**Data records**

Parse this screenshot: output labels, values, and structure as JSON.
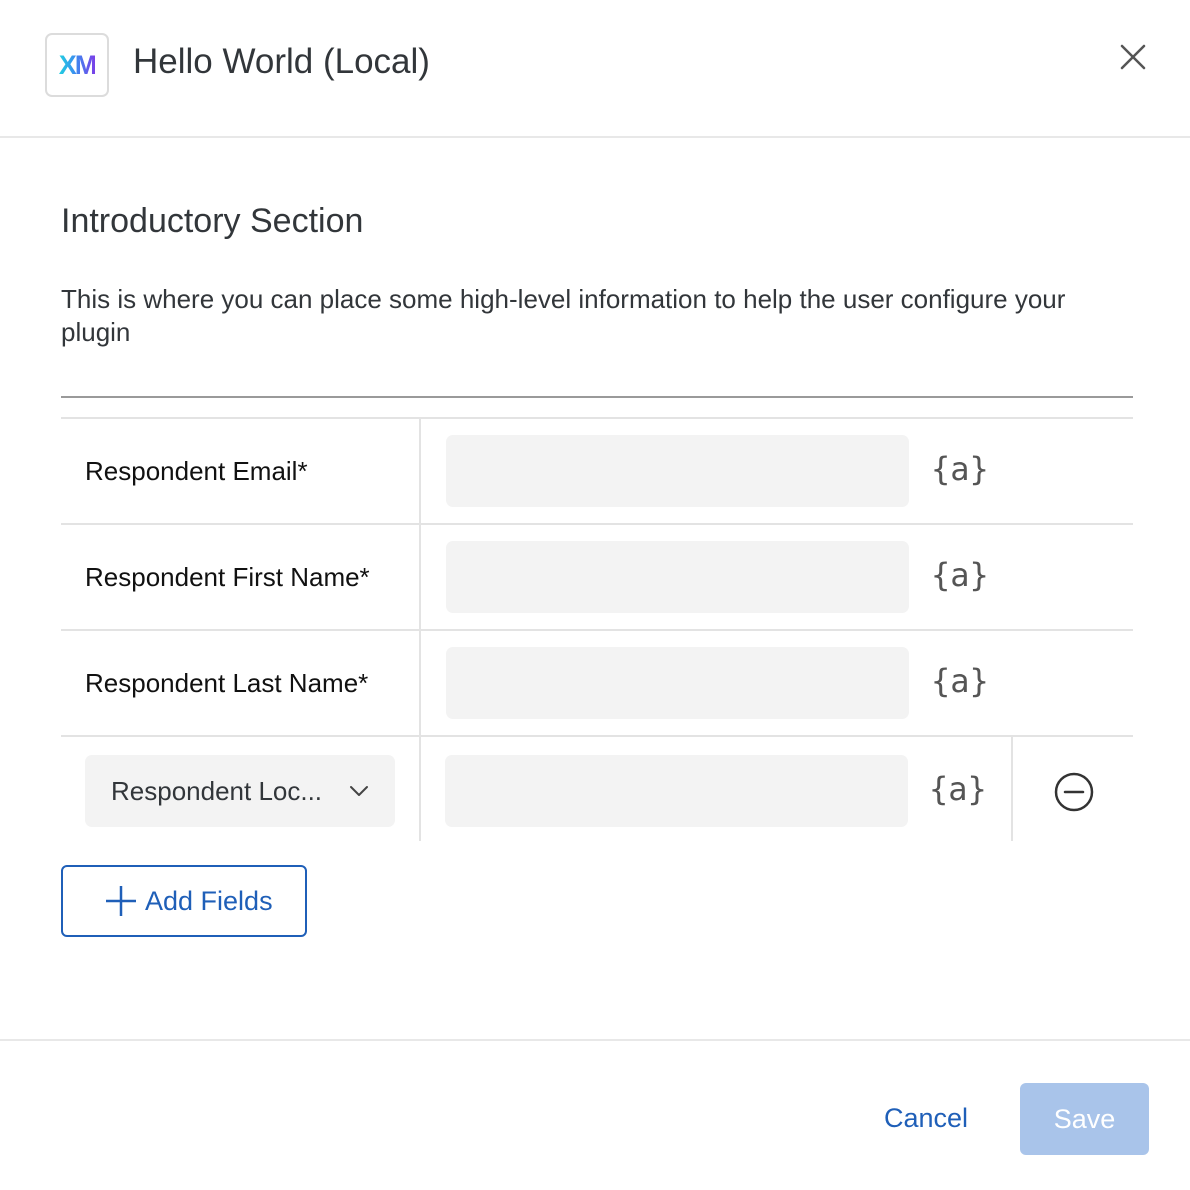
{
  "header": {
    "logo_text": "XM",
    "title": "Hello World (Local)"
  },
  "section": {
    "title": "Introductory Section",
    "description": "This is where you can place some high-level information to help the user configure your plugin"
  },
  "fields": [
    {
      "label": "Respondent Email*",
      "value": ""
    },
    {
      "label": "Respondent First Name*",
      "value": ""
    },
    {
      "label": "Respondent Last Name*",
      "value": ""
    }
  ],
  "custom_field": {
    "selected": "Respondent Loc...",
    "value": ""
  },
  "piped_text_label": "{a}",
  "add_fields_label": "Add Fields",
  "footer": {
    "cancel_label": "Cancel",
    "save_label": "Save"
  },
  "colors": {
    "accent": "#1f5fb8",
    "save_disabled": "#a9c4ea",
    "input_bg": "#f3f3f3"
  }
}
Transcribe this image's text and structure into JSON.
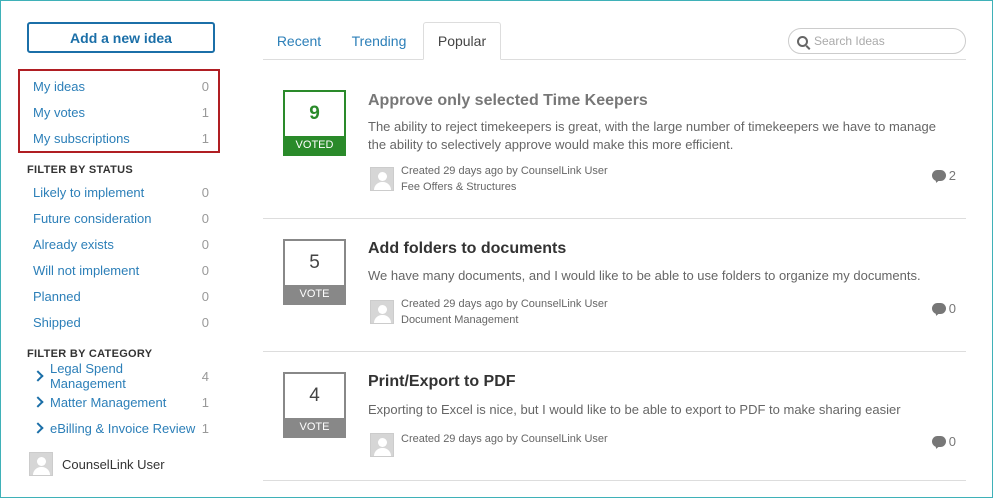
{
  "sidebar": {
    "add_button": "Add a new idea",
    "my_items": [
      {
        "label": "My ideas",
        "count": "0"
      },
      {
        "label": "My votes",
        "count": "1"
      },
      {
        "label": "My subscriptions",
        "count": "1"
      }
    ],
    "status_heading": "FILTER BY STATUS",
    "status_items": [
      {
        "label": "Likely to implement",
        "count": "0"
      },
      {
        "label": "Future consideration",
        "count": "0"
      },
      {
        "label": "Already exists",
        "count": "0"
      },
      {
        "label": "Will not implement",
        "count": "0"
      },
      {
        "label": "Planned",
        "count": "0"
      },
      {
        "label": "Shipped",
        "count": "0"
      }
    ],
    "category_heading": "FILTER BY CATEGORY",
    "category_items": [
      {
        "label": "Legal Spend Management",
        "count": "4"
      },
      {
        "label": "Matter Management",
        "count": "1"
      },
      {
        "label": "eBilling & Invoice Review",
        "count": "1"
      }
    ],
    "user_name": "CounselLink User"
  },
  "tabs": [
    {
      "label": "Recent",
      "active": false
    },
    {
      "label": "Trending",
      "active": false
    },
    {
      "label": "Popular",
      "active": true
    }
  ],
  "search": {
    "placeholder": "Search Ideas",
    "value": ""
  },
  "ideas": [
    {
      "votes": "9",
      "vote_label": "VOTED",
      "voted": true,
      "title": "Approve only selected Time Keepers",
      "description": "The ability to reject timekeepers is great, with the large number of timekeepers we have to manage the ability to selectively approve would make this more efficient.",
      "created": "Created 29 days ago by CounselLink User",
      "category": "Fee Offers & Structures",
      "comments": "2"
    },
    {
      "votes": "5",
      "vote_label": "VOTE",
      "voted": false,
      "title": "Add folders to documents",
      "description": "We have many documents, and I would like to be able to use folders to organize my documents.",
      "created": "Created 29 days ago by CounselLink User",
      "category": "Document Management",
      "comments": "0"
    },
    {
      "votes": "4",
      "vote_label": "VOTE",
      "voted": false,
      "title": "Print/Export to PDF",
      "description": "Exporting to Excel is nice, but I would like to be able to export to PDF to make sharing easier",
      "created": "Created 29 days ago by CounselLink User",
      "category": "",
      "comments": "0"
    }
  ],
  "colors": {
    "link": "#2c7fb8",
    "button_border": "#1b6fa8",
    "highlight_box": "#b01e23",
    "voted_green": "#2a8a2a",
    "vote_gray": "#888888",
    "frame": "#3fb1b8"
  }
}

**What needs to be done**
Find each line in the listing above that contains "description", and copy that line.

**Task answer**
    "description": "This is where you can place some high-level information to help the user configure your plugin"
      "description": "The ability to reject timekeepers is great, with the large number of timekeepers we have to manage the ability to selectively approve would make this more efficient.",
      "description": "We have many documents, and I would like to be able to use folders to organize my documents.",
      "description": "Exporting to Excel is nice, but I would like to be able to export to PDF to make sharing easier",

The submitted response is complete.